# Scope Math¶

Mathematical functions for simulating light curves.

`scope.scopemath.``Gauss2D`(x, y, amp, x0, y0, sx, sy, rho)

A two-dimensional gaussian with arbitrary covariance.

class `scope.scopemath.``GaussInt`(a, b, c)

Returns the definite integral of x^n * exp(-ax^2 + bx + c) from 0 to 1.

`scope.scopemath.``PLD`(fpix, ferr, trninds, t, aperture)

Perform first order PLD on a light curve

flux :

detrended light curve

rawflux :

raw light curve

`scope.scopemath.``PSF`(A, psf_args, ccd_args, xpos, ypos)

Computes a stellar Point Spread Function (PSF) from given parameters.

psf_argsdict

dictionary of PSF parameters

ccd_argsdict

dictionary of CCD parameters

xposarraylike

array of PSF motion in x around detector relative to (x_0, y_0)

yposarraylike

array of PSF motion in y around detector relative to (x_0, y_0)

`scope.scopemath.``PixelFlux`(cx, cy, amp, x0, y0, sx, sy, rho, fast=True, **kwargs)

The flux in a given pixel of the detector, calculated from the integral of the convolution of a 2D gaussian with a polynomial.

cx:

The intra-pixel variability polynomial coefficients along the x axis, expressed as a list from 0th to 3rd order.

cy:

The intra-pixel variability polynomial coefficients along the y axis, expressed as a list from 0th to 3rd order.

amp:

The amplitude of the normalized gaussian (the integral of the gaussian over the entire xy plane is equal to this value).

x0:

The x position of the center of the gaussian relative to the left pixel edge.

y0:

The y position of the center of the gaussian relative to the bottom pixel edge.

sx:

The standard deviation of the gaussian in the x direction (before rotation).

sy:

The standard deviation of the gaussian in the y direction (before rotation).

rho:

The correlation coefficient between x and y, a value between -1 and 1. See en.wikipedia.org/wiki/Pearson_correlation_coefficient.
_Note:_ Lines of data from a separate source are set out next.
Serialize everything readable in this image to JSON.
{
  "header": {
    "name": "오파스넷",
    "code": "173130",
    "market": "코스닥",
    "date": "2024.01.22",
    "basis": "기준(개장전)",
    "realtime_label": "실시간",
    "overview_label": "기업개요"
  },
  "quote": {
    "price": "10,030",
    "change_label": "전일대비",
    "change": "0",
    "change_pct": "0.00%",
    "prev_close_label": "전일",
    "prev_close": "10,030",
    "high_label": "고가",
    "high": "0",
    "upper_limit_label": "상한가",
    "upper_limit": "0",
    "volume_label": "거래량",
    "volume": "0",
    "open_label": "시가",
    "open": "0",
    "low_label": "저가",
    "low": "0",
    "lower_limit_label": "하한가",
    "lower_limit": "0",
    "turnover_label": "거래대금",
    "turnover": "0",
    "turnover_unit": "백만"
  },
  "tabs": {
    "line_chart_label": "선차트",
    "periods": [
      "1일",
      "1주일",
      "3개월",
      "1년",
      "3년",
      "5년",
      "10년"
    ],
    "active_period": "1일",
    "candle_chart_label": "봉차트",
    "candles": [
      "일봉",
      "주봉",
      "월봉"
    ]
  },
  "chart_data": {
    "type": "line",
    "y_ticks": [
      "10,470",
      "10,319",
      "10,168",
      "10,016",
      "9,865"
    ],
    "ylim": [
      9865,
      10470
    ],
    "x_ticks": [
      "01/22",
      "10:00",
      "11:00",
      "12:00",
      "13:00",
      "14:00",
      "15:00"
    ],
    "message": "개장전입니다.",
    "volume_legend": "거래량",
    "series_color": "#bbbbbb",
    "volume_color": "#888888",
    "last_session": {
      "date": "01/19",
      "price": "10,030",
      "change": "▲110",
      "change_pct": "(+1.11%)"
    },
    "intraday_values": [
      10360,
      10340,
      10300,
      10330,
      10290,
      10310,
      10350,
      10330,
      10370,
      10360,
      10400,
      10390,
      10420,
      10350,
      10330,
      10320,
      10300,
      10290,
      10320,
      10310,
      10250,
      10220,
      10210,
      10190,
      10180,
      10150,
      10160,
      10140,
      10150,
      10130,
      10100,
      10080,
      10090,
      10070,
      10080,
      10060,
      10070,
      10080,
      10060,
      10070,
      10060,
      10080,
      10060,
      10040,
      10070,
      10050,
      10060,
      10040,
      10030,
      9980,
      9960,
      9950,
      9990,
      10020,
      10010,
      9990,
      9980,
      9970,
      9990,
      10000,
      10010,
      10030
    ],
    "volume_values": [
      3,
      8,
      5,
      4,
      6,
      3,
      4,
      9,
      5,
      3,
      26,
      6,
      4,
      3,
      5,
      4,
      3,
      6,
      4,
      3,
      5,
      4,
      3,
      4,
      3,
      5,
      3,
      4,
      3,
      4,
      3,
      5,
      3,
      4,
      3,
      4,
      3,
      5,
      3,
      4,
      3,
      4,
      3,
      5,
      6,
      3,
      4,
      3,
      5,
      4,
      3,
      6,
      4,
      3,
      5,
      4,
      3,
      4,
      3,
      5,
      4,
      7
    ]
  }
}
If this is 0, x and y are uncorrelated (zero rotation).

fast:

If True, analytically integrates the function along the x axis and numerically integrates it along the y axis. This can greatly speed things up, with no loss of accuracy. If False, numerically integrates in both dimensions (not recommended).

`scope.scopemath.``PolyGaussIntegrand1D`(y, cx, cy, amp, x0, y0, sx, sy, rho)

This is the product of the 2D Gaussian PSF, a polynomial in y, and a polynomial in x, analytically integrated along x. The integral along y is not analytic and must be done numerically. However, the analytical integration along the first dimension speeds up the entire calculation by a factor of ~20.

`scope.scopemath.``PolyGaussIntegrand2D`(x, y, cx, cy, amp, x0, y0, sx, sy, rho)

This is straight up the product of the 2D Gaussian PSF, a polynomial in y, and a polynomial in x, at a given location on the pixel. Integrating this in 2D across the entire pixel yields the total flux in that pixel.

`scope.scopemath.``Polynomial`(x, coeffs)

Returns a polynomial with coefficients coeffs evaluated at x.

`scope.scopemath.``TestIntegration`()

Compares the fast and slow ways of computing the flux. Reports the time each method took and the difference in the flux between the two methods.